Raffaello Santi:  The School of Athens (from the Stanza della Segnatura) 1510-11, Fresco, width at the base 770 cm, Palazzi Pontifici, Vatican.

Raffaello Sanzio: Madonna della Seggiola (Sedia) 1514 Oil on wood, diameter 71 cm, Galleria Palatina (Palazzo Pitti), Florence.

Raffaello Santi: The Knights Dream  1504, Oil on wood, 17 x 17 cm. National Gallery, London.

Raffaello Santi:  The Fire in the Borgo (from the Stanza dell'Incendio di Borgo) Fresco, width at base: 670 cm, Palazzi Pontifici, Vatican.

Raffaello Santi:  The Entombment 1507,Oil on wood, 184 x 176 cm. Galleria Borghese, Rome.

Raffaello Santi: The Triumph of Galatea, 1511 Fresco, 295 x 225 cm Villa Farnesina, Rome.

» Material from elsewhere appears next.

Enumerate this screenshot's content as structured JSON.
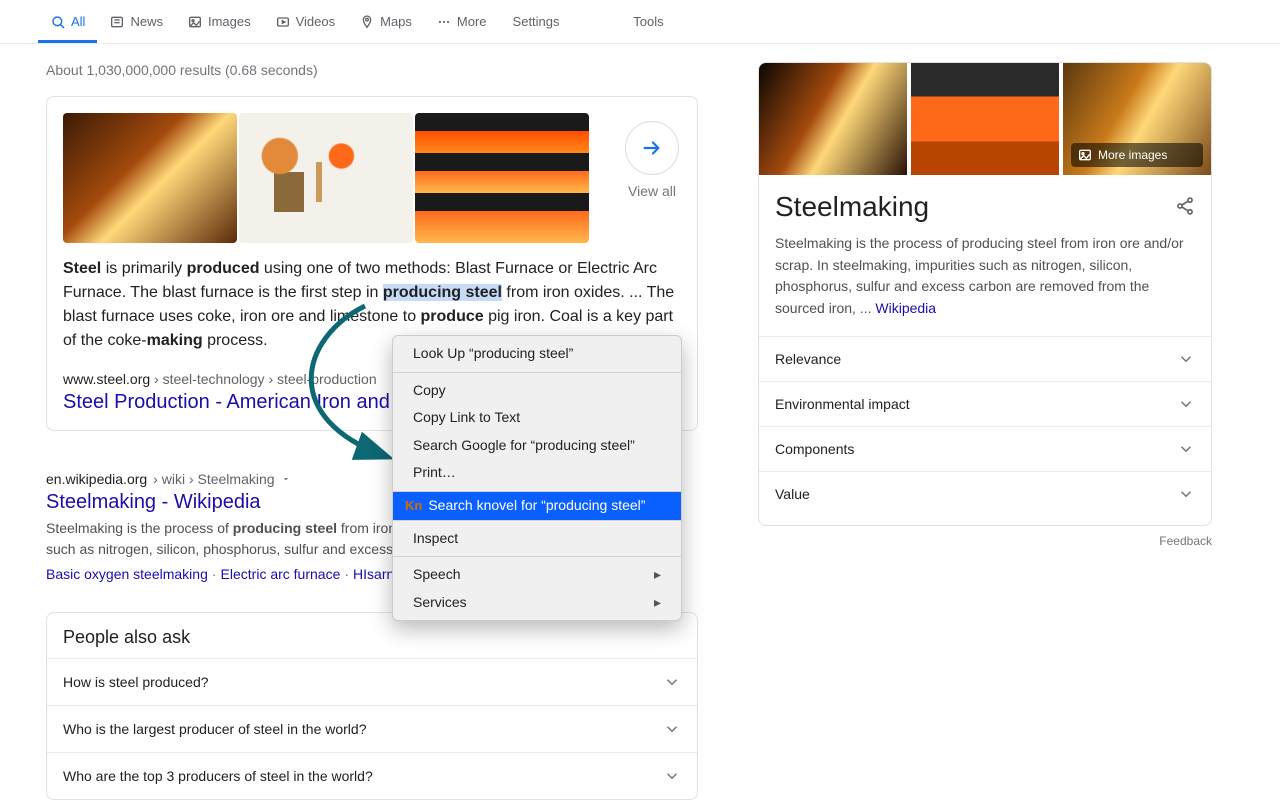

Raffaello Santi: Conestabile Madonna, 1502, tempera on canvas transferred from wood, The Hermitage at St. Petersburg.

Raffaello Santi:  The Alba Madonna 1509,Oil on canvas, diameter 98 cm The National Gallery of Art at Washington D.C.